Exercise: The answer must be every line below that contains the string "Overlay".

Record excerpts:
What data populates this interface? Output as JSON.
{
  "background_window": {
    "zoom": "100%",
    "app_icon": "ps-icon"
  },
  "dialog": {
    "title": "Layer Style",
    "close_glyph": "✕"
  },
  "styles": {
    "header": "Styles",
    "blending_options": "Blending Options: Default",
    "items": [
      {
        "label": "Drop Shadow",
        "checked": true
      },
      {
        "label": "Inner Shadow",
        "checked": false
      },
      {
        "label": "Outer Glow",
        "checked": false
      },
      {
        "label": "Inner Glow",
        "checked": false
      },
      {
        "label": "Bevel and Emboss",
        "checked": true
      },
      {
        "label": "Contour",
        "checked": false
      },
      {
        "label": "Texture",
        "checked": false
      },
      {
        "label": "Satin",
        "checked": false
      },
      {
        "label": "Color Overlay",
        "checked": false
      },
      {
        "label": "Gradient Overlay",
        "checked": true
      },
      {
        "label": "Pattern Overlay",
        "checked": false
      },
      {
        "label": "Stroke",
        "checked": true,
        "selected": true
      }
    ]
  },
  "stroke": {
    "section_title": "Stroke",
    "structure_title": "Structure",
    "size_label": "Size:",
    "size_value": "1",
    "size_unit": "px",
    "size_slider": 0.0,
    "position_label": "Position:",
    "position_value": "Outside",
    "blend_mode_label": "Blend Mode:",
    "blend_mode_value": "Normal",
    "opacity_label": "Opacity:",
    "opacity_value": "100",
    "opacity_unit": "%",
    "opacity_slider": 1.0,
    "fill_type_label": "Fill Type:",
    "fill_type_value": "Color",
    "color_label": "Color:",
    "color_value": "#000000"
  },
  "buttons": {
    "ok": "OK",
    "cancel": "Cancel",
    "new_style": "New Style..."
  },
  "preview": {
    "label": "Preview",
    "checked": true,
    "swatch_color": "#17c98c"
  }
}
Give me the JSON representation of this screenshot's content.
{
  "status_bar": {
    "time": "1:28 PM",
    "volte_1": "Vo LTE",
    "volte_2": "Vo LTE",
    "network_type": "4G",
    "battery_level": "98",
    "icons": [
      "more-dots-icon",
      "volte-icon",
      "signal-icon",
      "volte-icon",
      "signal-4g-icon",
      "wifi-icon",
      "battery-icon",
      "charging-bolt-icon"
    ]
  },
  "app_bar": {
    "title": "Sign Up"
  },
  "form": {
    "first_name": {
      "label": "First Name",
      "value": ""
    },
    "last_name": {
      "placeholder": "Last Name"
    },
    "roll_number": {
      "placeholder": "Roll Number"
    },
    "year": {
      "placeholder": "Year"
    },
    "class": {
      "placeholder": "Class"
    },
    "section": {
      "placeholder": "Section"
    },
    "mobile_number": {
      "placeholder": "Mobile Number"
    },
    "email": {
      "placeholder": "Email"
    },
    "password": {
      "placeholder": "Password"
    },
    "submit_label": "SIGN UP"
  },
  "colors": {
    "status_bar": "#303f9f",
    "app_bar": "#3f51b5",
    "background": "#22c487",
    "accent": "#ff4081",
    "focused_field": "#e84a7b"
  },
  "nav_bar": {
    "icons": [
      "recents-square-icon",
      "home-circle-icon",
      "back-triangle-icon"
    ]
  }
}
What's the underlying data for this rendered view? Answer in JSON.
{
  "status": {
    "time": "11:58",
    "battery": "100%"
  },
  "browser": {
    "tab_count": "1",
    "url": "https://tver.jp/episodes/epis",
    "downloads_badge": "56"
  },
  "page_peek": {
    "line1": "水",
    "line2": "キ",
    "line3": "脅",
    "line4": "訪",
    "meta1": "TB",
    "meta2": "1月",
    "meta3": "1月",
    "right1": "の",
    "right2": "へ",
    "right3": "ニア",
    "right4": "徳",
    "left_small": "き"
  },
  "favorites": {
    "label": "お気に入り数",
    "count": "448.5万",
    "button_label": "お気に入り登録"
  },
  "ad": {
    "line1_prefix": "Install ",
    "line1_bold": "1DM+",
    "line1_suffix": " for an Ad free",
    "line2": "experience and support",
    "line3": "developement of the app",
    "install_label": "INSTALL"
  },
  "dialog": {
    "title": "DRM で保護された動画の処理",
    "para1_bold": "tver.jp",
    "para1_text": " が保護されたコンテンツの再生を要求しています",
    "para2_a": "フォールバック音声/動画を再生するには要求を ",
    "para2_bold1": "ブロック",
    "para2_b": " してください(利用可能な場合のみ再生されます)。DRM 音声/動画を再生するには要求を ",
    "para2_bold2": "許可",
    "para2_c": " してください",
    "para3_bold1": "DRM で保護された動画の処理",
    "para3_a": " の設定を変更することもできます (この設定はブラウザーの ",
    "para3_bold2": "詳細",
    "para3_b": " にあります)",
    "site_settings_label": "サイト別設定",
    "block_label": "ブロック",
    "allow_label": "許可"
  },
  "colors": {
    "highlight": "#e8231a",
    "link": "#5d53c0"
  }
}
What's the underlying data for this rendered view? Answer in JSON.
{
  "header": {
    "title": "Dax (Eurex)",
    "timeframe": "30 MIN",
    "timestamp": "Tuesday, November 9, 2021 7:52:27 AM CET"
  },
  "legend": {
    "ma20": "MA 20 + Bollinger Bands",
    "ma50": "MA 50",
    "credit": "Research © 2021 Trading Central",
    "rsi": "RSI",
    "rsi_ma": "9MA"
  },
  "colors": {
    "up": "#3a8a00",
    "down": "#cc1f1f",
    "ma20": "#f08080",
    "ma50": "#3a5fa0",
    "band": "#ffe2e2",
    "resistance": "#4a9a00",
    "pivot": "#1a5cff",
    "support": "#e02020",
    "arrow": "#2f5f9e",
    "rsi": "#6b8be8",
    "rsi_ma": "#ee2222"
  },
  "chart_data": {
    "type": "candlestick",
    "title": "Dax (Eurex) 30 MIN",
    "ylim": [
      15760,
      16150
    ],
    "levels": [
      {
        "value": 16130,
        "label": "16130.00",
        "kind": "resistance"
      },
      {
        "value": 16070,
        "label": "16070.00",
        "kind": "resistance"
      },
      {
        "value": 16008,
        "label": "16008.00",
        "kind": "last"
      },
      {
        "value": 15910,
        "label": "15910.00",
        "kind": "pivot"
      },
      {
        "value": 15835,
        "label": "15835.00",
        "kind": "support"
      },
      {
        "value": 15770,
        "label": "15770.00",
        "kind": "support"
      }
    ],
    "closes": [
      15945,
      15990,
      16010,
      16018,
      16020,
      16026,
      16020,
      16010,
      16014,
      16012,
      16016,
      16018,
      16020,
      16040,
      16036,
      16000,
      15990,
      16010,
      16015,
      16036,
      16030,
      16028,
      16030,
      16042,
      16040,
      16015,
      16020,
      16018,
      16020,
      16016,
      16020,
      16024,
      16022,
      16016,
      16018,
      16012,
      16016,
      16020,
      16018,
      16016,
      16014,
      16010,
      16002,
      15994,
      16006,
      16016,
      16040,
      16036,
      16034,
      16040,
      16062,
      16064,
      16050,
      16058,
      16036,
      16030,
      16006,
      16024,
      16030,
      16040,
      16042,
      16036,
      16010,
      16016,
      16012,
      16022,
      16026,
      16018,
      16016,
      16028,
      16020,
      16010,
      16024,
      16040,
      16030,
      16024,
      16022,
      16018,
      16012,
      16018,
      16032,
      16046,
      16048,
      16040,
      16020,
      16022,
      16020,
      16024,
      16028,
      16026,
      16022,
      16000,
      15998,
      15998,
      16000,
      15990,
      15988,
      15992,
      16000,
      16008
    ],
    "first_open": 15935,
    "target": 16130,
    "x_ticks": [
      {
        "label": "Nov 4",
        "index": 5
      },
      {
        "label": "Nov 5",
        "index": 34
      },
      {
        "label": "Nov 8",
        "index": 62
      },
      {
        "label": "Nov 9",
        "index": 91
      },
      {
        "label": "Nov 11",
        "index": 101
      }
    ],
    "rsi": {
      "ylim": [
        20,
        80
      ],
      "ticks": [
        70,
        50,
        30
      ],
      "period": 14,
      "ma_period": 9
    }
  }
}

Solution:
        "label": "Color Overlay",
        "label": "Gradient Overlay",
        "label": "Pattern Overlay",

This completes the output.